Life remains far from back to normal for tens of thousands of people displaced by the March 11, 2011, disasters that hit the Pacific coastline of northeastern Honshu. That as many as 36,000 people in Miyagi, Iwate and Fukushima prefectures are still living in prefabricated temporary housing units six years later says a lot about the difficulties that are hindering the reconstruction of lives shattered by the Great East Japan Earthquake and the massive tsunami that swept the Tohoku coastal areas, as well as the meltdowns at Tokyo Electric Power's Fukushima No. 1 nuclear plant that forced residents out of their hometowns. The government must keep extending the maximum support that these people need.

Six years after the mega-quake and tsunami left more than 18,000 people dead or missing, about 123,000 people remain displaced from their hometowns, living in temporary housing units, rented apartments or relatives' and friends' homes across the country. Many are believed to have given up hope of returning and have started new lives where they ended up. The figure is down from 174,000 a year ago, and is roughly a quarter of the estimated peak of 470,000 right after the disasters. But nearly 80,000 people from Fukushima Prefecture alone remain away from their homes after they were either ordered to flee from the radioactive fallout from the Tepco plant disaster or voluntarily evacuated out of fears of radioactive contamination of their native communities.

Restoration of infrastructure damaged by the tsunami has seen steady progress. According to the agriculture ministry, 96 percent of farmland in Miyagi and 77 percent in Iwate that had been flooded with seawater has been restored to arable conditions, while the ratio still stands at 46 percent in Fukushima since farms around the wrecked nuclear plant remain off-limits.
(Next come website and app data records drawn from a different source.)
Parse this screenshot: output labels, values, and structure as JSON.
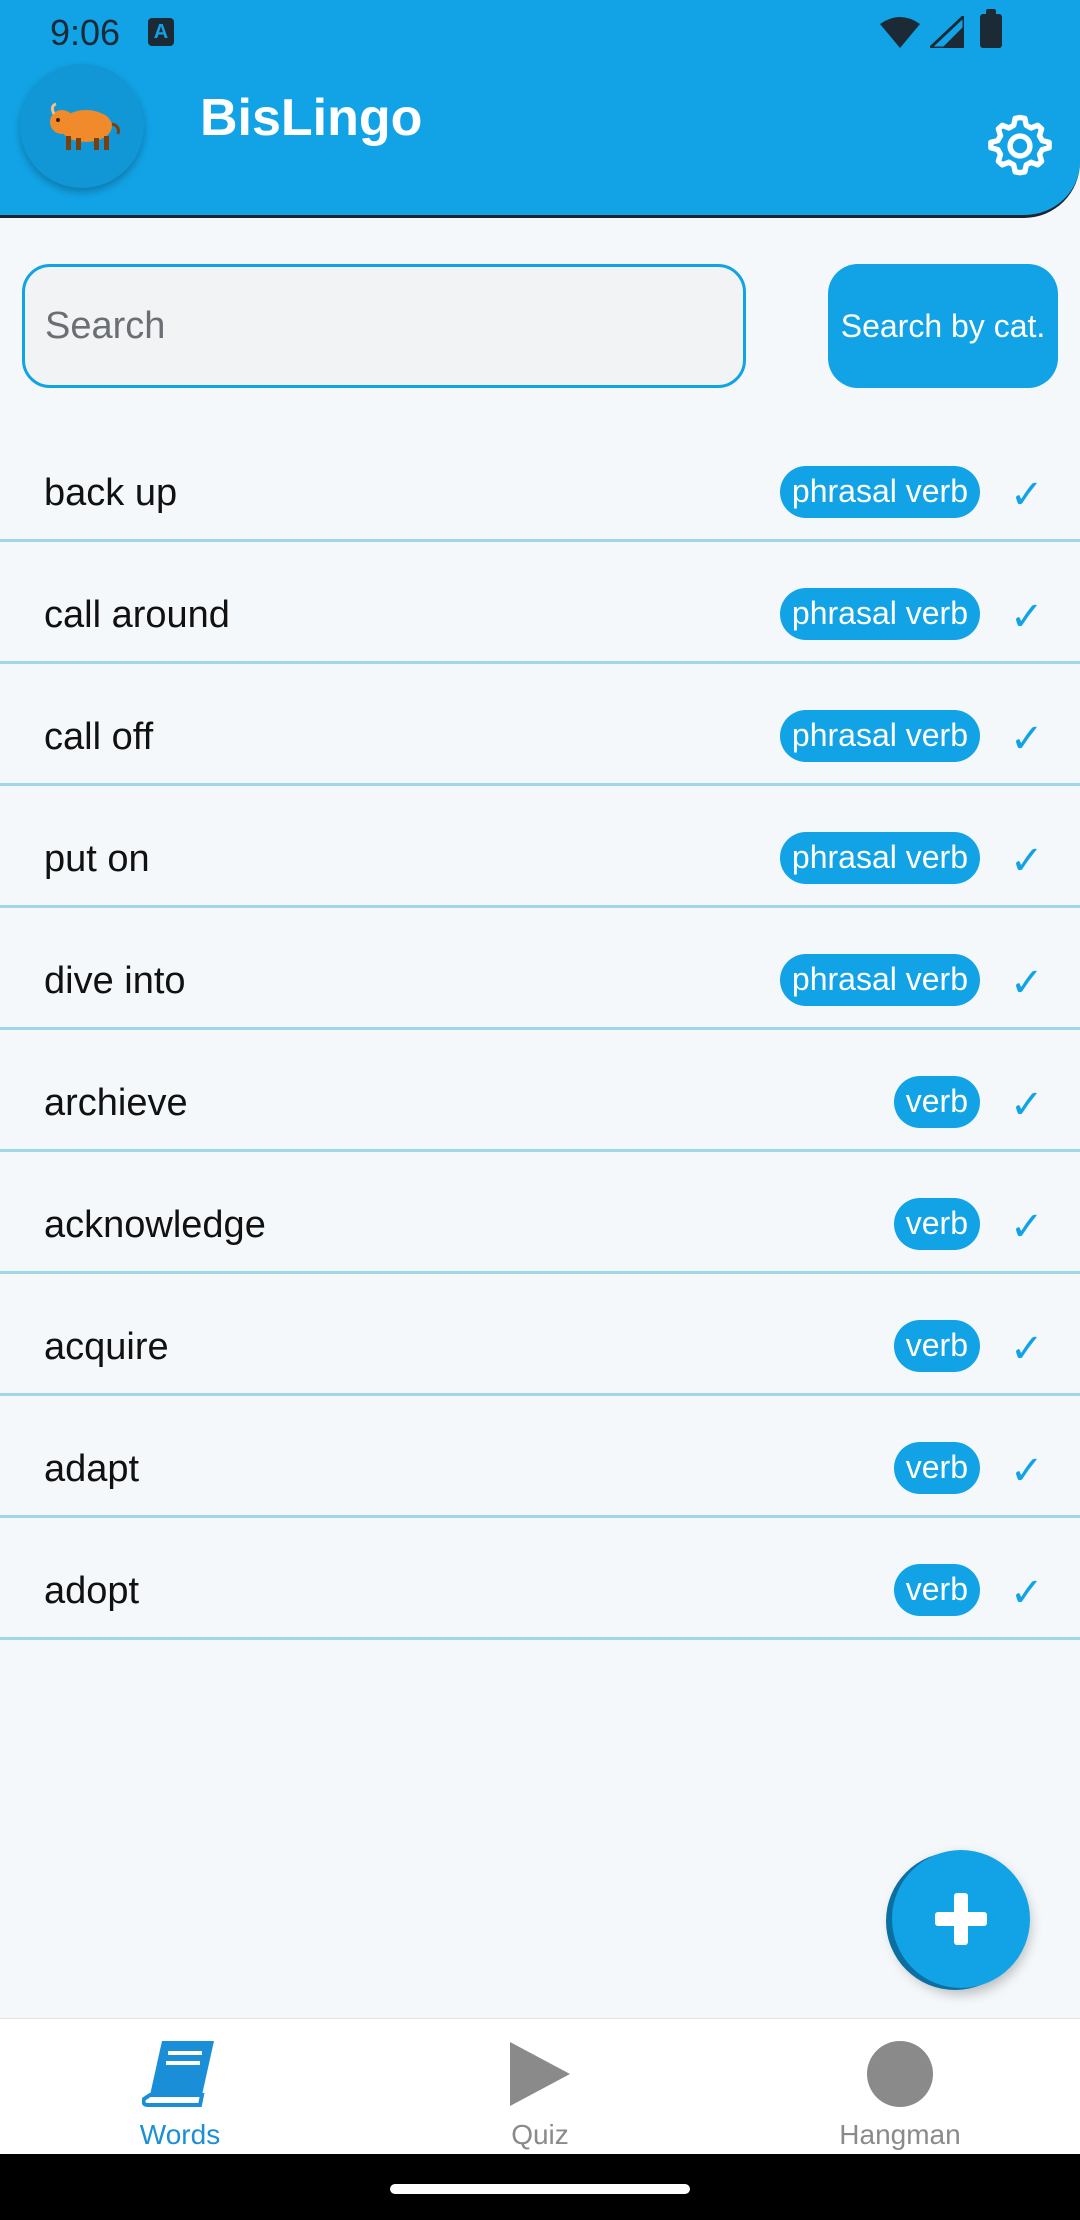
{
  "status_bar": {
    "time": "9:06",
    "notification_icon": "A"
  },
  "header": {
    "title": "BisLingo",
    "logo_icon": "bison-icon",
    "settings_icon": "gear-icon"
  },
  "search": {
    "placeholder": "Search",
    "value": "",
    "category_button_label": "Search by cat."
  },
  "words": [
    {
      "word": "back up",
      "category": "phrasal verb"
    },
    {
      "word": "call around",
      "category": "phrasal verb"
    },
    {
      "word": "call off",
      "category": "phrasal verb"
    },
    {
      "word": "put on",
      "category": "phrasal verb"
    },
    {
      "word": "dive into",
      "category": "phrasal verb"
    },
    {
      "word": "archieve",
      "category": "verb"
    },
    {
      "word": "acknowledge",
      "category": "verb"
    },
    {
      "word": "acquire",
      "category": "verb"
    },
    {
      "word": "adapt",
      "category": "verb"
    },
    {
      "word": "adopt",
      "category": "verb"
    }
  ],
  "check_mark": "✓",
  "fab": {
    "icon": "plus-icon"
  },
  "bottom_nav": {
    "items": [
      {
        "label": "Words",
        "icon": "book-icon",
        "active": true
      },
      {
        "label": "Quiz",
        "icon": "play-icon",
        "active": false
      },
      {
        "label": "Hangman",
        "icon": "circle-icon",
        "active": false
      }
    ]
  },
  "colors": {
    "primary": "#12a3e6",
    "background": "#f4f8fb",
    "divider": "#9fd6ea",
    "nav_active": "#1a8fd8",
    "nav_inactive": "#8a8a8a"
  }
}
The fisheries output at key ports in the three prefectures has recovered to 70 percent of the pre-2011 levels. More than 90 percent of the damaged railway services and roads have been restored.